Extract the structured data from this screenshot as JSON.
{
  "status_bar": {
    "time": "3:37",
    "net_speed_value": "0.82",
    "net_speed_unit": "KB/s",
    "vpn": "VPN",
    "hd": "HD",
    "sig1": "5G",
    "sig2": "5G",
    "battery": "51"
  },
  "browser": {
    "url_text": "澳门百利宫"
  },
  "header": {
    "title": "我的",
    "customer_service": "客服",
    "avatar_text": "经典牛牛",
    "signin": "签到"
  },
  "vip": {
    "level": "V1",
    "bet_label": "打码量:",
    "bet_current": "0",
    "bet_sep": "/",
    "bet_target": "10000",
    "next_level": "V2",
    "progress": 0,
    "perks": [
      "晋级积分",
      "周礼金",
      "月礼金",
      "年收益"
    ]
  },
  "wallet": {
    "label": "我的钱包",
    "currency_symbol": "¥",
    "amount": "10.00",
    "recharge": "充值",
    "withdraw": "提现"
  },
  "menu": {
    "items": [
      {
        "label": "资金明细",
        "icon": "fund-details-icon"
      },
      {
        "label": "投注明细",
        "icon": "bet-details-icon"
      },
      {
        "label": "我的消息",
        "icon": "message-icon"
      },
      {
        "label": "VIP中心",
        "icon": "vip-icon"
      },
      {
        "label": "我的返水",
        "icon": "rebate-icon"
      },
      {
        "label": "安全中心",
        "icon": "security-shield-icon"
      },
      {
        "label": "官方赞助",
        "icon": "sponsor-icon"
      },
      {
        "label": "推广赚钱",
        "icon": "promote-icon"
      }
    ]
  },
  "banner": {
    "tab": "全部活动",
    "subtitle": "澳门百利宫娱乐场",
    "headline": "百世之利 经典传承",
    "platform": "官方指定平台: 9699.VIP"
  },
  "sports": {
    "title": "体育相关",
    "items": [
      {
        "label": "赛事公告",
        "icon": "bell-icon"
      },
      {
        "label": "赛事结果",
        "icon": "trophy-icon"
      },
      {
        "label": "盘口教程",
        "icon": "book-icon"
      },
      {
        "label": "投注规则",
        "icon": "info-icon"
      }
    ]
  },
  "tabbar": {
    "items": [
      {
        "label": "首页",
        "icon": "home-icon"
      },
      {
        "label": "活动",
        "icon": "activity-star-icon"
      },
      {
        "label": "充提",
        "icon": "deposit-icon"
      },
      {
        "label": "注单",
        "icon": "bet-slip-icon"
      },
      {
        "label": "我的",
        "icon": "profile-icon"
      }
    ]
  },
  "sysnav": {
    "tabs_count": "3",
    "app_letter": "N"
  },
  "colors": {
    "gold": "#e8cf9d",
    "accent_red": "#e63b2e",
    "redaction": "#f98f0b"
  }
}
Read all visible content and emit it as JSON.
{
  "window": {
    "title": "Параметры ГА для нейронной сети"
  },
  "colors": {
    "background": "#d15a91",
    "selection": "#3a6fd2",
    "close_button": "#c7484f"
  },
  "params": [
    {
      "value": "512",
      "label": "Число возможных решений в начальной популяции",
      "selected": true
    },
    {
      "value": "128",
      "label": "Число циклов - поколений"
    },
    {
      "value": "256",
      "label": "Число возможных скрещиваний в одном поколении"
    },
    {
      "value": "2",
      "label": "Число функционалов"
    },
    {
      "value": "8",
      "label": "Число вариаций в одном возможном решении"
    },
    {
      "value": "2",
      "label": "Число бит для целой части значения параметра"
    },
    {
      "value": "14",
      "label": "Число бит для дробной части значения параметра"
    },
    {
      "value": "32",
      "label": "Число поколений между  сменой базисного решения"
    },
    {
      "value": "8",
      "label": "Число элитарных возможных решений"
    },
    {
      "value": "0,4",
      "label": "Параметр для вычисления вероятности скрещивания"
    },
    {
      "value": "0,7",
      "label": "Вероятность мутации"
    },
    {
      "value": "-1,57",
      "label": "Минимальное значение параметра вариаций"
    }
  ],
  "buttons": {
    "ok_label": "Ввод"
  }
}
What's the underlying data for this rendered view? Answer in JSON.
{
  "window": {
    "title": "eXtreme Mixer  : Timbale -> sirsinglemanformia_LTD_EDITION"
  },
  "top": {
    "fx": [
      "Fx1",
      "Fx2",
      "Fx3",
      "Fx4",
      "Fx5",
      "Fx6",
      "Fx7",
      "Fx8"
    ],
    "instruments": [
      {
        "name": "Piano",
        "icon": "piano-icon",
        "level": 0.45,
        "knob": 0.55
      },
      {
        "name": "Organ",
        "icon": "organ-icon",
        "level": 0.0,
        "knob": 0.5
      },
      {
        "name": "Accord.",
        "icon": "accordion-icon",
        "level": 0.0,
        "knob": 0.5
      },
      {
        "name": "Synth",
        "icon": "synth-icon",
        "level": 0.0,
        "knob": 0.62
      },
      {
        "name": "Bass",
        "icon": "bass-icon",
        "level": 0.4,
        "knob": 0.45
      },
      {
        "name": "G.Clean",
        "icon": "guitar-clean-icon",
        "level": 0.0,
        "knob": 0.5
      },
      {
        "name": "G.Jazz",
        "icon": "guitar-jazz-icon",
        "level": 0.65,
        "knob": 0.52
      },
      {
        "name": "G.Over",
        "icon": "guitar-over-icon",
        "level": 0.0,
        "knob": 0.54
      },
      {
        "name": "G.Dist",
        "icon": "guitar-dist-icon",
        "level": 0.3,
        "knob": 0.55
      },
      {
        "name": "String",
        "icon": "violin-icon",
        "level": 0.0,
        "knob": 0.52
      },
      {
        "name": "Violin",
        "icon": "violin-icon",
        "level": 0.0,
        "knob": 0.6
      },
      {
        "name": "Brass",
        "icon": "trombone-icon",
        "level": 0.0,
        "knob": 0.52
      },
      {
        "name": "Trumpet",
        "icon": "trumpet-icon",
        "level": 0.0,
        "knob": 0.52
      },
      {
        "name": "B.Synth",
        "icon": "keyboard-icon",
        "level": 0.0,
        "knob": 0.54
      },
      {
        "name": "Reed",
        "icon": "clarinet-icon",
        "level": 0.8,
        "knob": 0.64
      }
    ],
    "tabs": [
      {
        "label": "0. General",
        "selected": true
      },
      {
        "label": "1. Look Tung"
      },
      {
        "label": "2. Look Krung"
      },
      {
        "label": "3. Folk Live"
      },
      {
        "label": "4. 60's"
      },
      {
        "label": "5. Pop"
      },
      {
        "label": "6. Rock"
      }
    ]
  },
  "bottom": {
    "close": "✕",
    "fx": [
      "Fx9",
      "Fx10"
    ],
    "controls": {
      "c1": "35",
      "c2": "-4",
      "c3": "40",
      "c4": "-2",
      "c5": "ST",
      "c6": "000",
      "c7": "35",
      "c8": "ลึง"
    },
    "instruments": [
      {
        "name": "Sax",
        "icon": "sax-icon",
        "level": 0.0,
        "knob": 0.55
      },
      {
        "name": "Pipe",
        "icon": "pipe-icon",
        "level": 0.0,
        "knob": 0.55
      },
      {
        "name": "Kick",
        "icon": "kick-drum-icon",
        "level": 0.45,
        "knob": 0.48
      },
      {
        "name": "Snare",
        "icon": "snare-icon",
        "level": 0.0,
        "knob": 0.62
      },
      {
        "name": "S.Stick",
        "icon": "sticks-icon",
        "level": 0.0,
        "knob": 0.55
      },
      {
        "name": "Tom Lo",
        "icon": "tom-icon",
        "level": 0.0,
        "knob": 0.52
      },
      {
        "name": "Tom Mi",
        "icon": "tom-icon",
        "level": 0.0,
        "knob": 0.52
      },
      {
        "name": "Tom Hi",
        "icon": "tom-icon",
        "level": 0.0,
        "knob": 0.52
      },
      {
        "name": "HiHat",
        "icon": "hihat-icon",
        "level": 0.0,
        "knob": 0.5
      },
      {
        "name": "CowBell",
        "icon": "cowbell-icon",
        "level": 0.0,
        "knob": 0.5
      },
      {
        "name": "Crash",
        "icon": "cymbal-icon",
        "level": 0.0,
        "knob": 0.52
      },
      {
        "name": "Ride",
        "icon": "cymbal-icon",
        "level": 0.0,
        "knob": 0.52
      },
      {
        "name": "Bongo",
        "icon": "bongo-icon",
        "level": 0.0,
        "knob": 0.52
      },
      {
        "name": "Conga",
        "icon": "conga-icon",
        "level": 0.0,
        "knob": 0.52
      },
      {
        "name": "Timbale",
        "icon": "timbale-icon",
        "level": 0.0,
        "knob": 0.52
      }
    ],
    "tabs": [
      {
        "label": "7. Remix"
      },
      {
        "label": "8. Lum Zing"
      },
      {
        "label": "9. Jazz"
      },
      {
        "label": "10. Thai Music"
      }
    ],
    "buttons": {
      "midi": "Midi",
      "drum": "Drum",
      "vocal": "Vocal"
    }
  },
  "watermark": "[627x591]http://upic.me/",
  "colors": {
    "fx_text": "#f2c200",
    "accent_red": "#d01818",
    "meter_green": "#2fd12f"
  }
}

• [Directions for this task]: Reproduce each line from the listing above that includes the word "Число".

• [Response to this task]:
      "label": "Число возможных решений в начальной популяции",
      "label": "Число циклов - поколений"
      "label": "Число возможных скрещиваний в одном поколении"
      "label": "Число функционалов"
      "label": "Число вариаций в одном возможном решении"
      "label": "Число бит для целой части значения параметра"
      "label": "Число бит для дробной части значения параметра"
      "label": "Число поколений между  сменой базисного решения"
      "label": "Число элитарных возможных решений"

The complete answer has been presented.